RECORD SET START

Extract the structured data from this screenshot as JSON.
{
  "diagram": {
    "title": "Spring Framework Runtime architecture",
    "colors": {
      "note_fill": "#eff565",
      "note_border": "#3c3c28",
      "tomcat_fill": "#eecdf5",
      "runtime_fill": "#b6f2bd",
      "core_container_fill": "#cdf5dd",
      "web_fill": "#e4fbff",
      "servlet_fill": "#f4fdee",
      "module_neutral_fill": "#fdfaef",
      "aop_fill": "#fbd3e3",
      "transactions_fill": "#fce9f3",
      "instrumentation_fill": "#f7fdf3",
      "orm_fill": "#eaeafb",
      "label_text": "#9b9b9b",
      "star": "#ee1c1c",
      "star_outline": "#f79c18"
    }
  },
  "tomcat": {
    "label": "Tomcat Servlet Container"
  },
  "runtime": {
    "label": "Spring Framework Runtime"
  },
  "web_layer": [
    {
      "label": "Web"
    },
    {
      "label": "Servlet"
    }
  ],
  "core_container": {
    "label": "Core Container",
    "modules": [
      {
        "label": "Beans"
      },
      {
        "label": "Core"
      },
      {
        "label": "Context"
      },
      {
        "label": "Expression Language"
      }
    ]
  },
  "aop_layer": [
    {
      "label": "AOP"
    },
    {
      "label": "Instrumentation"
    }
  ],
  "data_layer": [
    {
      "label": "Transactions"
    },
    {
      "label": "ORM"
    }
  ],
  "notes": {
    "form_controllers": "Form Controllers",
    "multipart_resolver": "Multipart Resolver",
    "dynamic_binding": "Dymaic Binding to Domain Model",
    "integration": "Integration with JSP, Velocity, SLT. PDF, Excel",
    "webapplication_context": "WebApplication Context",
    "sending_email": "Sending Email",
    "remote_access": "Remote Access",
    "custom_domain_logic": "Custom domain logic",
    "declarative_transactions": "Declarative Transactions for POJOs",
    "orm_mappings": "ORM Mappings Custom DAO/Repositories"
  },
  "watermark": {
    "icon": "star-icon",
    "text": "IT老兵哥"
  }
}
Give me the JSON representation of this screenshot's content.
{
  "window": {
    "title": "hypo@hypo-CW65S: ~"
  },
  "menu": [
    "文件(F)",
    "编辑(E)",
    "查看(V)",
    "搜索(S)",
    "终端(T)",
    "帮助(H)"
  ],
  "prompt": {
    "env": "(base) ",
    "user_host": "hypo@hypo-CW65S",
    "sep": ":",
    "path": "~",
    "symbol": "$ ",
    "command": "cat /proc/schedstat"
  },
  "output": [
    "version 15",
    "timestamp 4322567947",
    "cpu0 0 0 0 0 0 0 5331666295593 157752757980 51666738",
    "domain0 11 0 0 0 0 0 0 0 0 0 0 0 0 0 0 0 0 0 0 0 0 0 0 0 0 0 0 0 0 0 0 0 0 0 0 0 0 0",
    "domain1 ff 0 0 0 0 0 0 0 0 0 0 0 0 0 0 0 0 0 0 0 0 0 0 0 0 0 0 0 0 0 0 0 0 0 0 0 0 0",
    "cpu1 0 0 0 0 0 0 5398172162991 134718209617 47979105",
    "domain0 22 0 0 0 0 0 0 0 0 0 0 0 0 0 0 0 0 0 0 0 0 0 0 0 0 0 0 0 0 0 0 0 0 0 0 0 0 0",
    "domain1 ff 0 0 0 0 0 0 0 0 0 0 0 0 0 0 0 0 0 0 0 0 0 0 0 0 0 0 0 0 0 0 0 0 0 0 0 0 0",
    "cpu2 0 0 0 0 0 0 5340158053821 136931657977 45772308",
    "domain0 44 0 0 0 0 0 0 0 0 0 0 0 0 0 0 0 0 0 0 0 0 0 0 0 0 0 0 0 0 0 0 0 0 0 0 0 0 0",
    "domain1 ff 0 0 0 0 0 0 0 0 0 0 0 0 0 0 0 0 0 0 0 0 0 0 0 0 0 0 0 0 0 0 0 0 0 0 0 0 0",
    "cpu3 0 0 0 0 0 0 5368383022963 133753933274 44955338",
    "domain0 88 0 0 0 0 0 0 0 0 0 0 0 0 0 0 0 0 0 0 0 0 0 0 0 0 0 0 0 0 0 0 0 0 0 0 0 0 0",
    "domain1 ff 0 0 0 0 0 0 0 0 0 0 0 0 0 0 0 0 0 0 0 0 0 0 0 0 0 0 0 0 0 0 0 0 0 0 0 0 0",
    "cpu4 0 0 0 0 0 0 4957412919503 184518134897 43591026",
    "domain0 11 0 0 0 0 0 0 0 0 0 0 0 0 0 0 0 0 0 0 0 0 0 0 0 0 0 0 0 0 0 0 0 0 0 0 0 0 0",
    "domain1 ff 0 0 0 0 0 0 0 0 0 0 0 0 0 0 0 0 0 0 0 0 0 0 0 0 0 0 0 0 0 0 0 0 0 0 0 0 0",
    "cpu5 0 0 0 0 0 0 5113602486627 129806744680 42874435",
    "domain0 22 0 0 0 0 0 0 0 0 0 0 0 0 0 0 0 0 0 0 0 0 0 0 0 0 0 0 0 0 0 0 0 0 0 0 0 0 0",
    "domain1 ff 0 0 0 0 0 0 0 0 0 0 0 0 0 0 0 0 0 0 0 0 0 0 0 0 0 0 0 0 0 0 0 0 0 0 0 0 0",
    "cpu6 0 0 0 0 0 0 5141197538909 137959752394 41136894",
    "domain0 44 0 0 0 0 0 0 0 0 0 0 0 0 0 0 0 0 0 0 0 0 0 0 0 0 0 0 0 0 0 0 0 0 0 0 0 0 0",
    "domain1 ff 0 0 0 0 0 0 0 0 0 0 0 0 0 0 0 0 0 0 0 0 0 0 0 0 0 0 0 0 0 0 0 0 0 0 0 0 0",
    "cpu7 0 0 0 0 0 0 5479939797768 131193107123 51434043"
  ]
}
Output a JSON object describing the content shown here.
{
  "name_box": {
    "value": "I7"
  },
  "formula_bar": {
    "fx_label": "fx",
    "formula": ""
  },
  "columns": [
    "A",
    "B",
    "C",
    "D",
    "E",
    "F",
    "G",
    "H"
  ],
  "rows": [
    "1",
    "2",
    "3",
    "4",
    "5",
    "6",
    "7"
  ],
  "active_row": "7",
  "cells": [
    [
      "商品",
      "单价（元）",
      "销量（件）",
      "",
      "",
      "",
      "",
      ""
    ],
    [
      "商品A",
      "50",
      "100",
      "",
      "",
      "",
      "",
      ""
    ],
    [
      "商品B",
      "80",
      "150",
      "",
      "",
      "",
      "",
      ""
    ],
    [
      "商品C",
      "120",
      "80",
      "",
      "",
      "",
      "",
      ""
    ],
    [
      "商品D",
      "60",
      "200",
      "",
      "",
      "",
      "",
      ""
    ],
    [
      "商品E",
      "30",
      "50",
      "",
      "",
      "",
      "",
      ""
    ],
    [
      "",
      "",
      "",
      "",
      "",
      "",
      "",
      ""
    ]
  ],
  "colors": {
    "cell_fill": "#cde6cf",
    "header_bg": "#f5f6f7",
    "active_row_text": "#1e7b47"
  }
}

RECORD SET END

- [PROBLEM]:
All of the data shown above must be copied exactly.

- [TASK RESPONSE]:
Extract the structured data from this screenshot as JSON.
{
  "diagram": {
    "title": "Spring Framework Runtime architecture",
    "colors": {
      "note_fill": "#eff565",
      "note_border": "#3c3c28",
      "tomcat_fill": "#eecdf5",
      "runtime_fill": "#b6f2bd",
      "core_container_fill": "#cdf5dd",
      "web_fill": "#e4fbff",
      "servlet_fill": "#f4fdee",
      "module_neutral_fill": "#fdfaef",
      "aop_fill": "#fbd3e3",
      "transactions_fill": "#fce9f3",
      "instrumentation_fill": "#f7fdf3",
      "orm_fill": "#eaeafb",
      "label_text": "#9b9b9b",
      "star": "#ee1c1c",
      "star_outline": "#f79c18"
    }
  },
  "tomcat": {
    "label": "Tomcat Servlet Container"
  },
  "runtime": {
    "label": "Spring Framework Runtime"
  },
  "web_layer": [
    {
      "label": "Web"
    },
    {
      "label": "Servlet"
    }
  ],
  "core_container": {
    "label": "Core Container",
    "modules": [
      {
        "label": "Beans"
      },
      {
        "label": "Core"
      },
      {
        "label": "Context"
      },
      {
        "label": "Expression Language"
      }
    ]
  },
  "aop_layer": [
    {
      "label": "AOP"
    },
    {
      "label": "Instrumentation"
    }
  ],
  "data_layer": [
    {
      "label": "Transactions"
    },
    {
      "label": "ORM"
    }
  ],
  "notes": {
    "form_controllers": "Form Controllers",
    "multipart_resolver": "Multipart Resolver",
    "dynamic_binding": "Dymaic Binding to Domain Model",
    "integration": "Integration with JSP, Velocity, SLT. PDF, Excel",
    "webapplication_context": "WebApplication Context",
    "sending_email": "Sending Email",
    "remote_access": "Remote Access",
    "custom_domain_logic": "Custom domain logic",
    "declarative_transactions": "Declarative Transactions for POJOs",
    "orm_mappings": "ORM Mappings Custom DAO/Repositories"
  },
  "watermark": {
    "icon": "star-icon",
    "text": "IT老兵哥"
  }
}
Give me the JSON representation of this screenshot's content.
{
  "window": {
    "title": "hypo@hypo-CW65S: ~"
  },
  "menu": [
    "文件(F)",
    "编辑(E)",
    "查看(V)",
    "搜索(S)",
    "终端(T)",
    "帮助(H)"
  ],
  "prompt": {
    "env": "(base) ",
    "user_host": "hypo@hypo-CW65S",
    "sep": ":",
    "path": "~",
    "symbol": "$ ",
    "command": "cat /proc/schedstat"
  },
  "output": [
    "version 15",
    "timestamp 4322567947",
    "cpu0 0 0 0 0 0 0 5331666295593 157752757980 51666738",
    "domain0 11 0 0 0 0 0 0 0 0 0 0 0 0 0 0 0 0 0 0 0 0 0 0 0 0 0 0 0 0 0 0 0 0 0 0 0 0 0",
    "domain1 ff 0 0 0 0 0 0 0 0 0 0 0 0 0 0 0 0 0 0 0 0 0 0 0 0 0 0 0 0 0 0 0 0 0 0 0 0 0",
    "cpu1 0 0 0 0 0 0 5398172162991 134718209617 47979105",
    "domain0 22 0 0 0 0 0 0 0 0 0 0 0 0 0 0 0 0 0 0 0 0 0 0 0 0 0 0 0 0 0 0 0 0 0 0 0 0 0",
    "domain1 ff 0 0 0 0 0 0 0 0 0 0 0 0 0 0 0 0 0 0 0 0 0 0 0 0 0 0 0 0 0 0 0 0 0 0 0 0 0",
    "cpu2 0 0 0 0 0 0 5340158053821 136931657977 45772308",
    "domain0 44 0 0 0 0 0 0 0 0 0 0 0 0 0 0 0 0 0 0 0 0 0 0 0 0 0 0 0 0 0 0 0 0 0 0 0 0 0",
    "domain1 ff 0 0 0 0 0 0 0 0 0 0 0 0 0 0 0 0 0 0 0 0 0 0 0 0 0 0 0 0 0 0 0 0 0 0 0 0 0",
    "cpu3 0 0 0 0 0 0 5368383022963 133753933274 44955338",
    "domain0 88 0 0 0 0 0 0 0 0 0 0 0 0 0 0 0 0 0 0 0 0 0 0 0 0 0 0 0 0 0 0 0 0 0 0 0 0 0",
    "domain1 ff 0 0 0 0 0 0 0 0 0 0 0 0 0 0 0 0 0 0 0 0 0 0 0 0 0 0 0 0 0 0 0 0 0 0 0 0 0",
    "cpu4 0 0 0 0 0 0 4957412919503 184518134897 43591026",
    "domain0 11 0 0 0 0 0 0 0 0 0 0 0 0 0 0 0 0 0 0 0 0 0 0 0 0 0 0 0 0 0 0 0 0 0 0 0 0 0",
    "domain1 ff 0 0 0 0 0 0 0 0 0 0 0 0 0 0 0 0 0 0 0 0 0 0 0 0 0 0 0 0 0 0 0 0 0 0 0 0 0",
    "cpu5 0 0 0 0 0 0 5113602486627 129806744680 42874435",
    "domain0 22 0 0 0 0 0 0 0 0 0 0 0 0 0 0 0 0 0 0 0 0 0 0 0 0 0 0 0 0 0 0 0 0 0 0 0 0 0",
    "domain1 ff 0 0 0 0 0 0 0 0 0 0 0 0 0 0 0 0 0 0 0 0 0 0 0 0 0 0 0 0 0 0 0 0 0 0 0 0 0",
    "cpu6 0 0 0 0 0 0 5141197538909 137959752394 41136894",
    "domain0 44 0 0 0 0 0 0 0 0 0 0 0 0 0 0 0 0 0 0 0 0 0 0 0 0 0 0 0 0 0 0 0 0 0 0 0 0 0",
    "domain1 ff 0 0 0 0 0 0 0 0 0 0 0 0 0 0 0 0 0 0 0 0 0 0 0 0 0 0 0 0 0 0 0 0 0 0 0 0 0",
    "cpu7 0 0 0 0 0 0 5479939797768 131193107123 51434043"
  ]
}
Output a JSON object describing the content shown here.
{
  "name_box": {
    "value": "I7"
  },
  "formula_bar": {
    "fx_label": "fx",
    "formula": ""
  },
  "columns": [
    "A",
    "B",
    "C",
    "D",
    "E",
    "F",
    "G",
    "H"
  ],
  "rows": [
    "1",
    "2",
    "3",
    "4",
    "5",
    "6",
    "7"
  ],
  "active_row": "7",
  "cells": [
    [
      "商品",
      "单价（元）",
      "销量（件）",
      "",
      "",
      "",
      "",
      ""
    ],
    [
      "商品A",
      "50",
      "100",
      "",
      "",
      "",
      "",
      ""
    ],
    [
      "商品B",
      "80",
      "150",
      "",
      "",
      "",
      "",
      ""
    ],
    [
      "商品C",
      "120",
      "80",
      "",
      "",
      "",
      "",
      ""
    ],
    [
      "商品D",
      "60",
      "200",
      "",
      "",
      "",
      "",
      ""
    ],
    [
      "商品E",
      "30",
      "50",
      "",
      "",
      "",
      "",
      ""
    ],
    [
      "",
      "",
      "",
      "",
      "",
      "",
      "",
      ""
    ]
  ],
  "colors": {
    "cell_fill": "#cde6cf",
    "header_bg": "#f5f6f7",
    "active_row_text": "#1e7b47"
  }
}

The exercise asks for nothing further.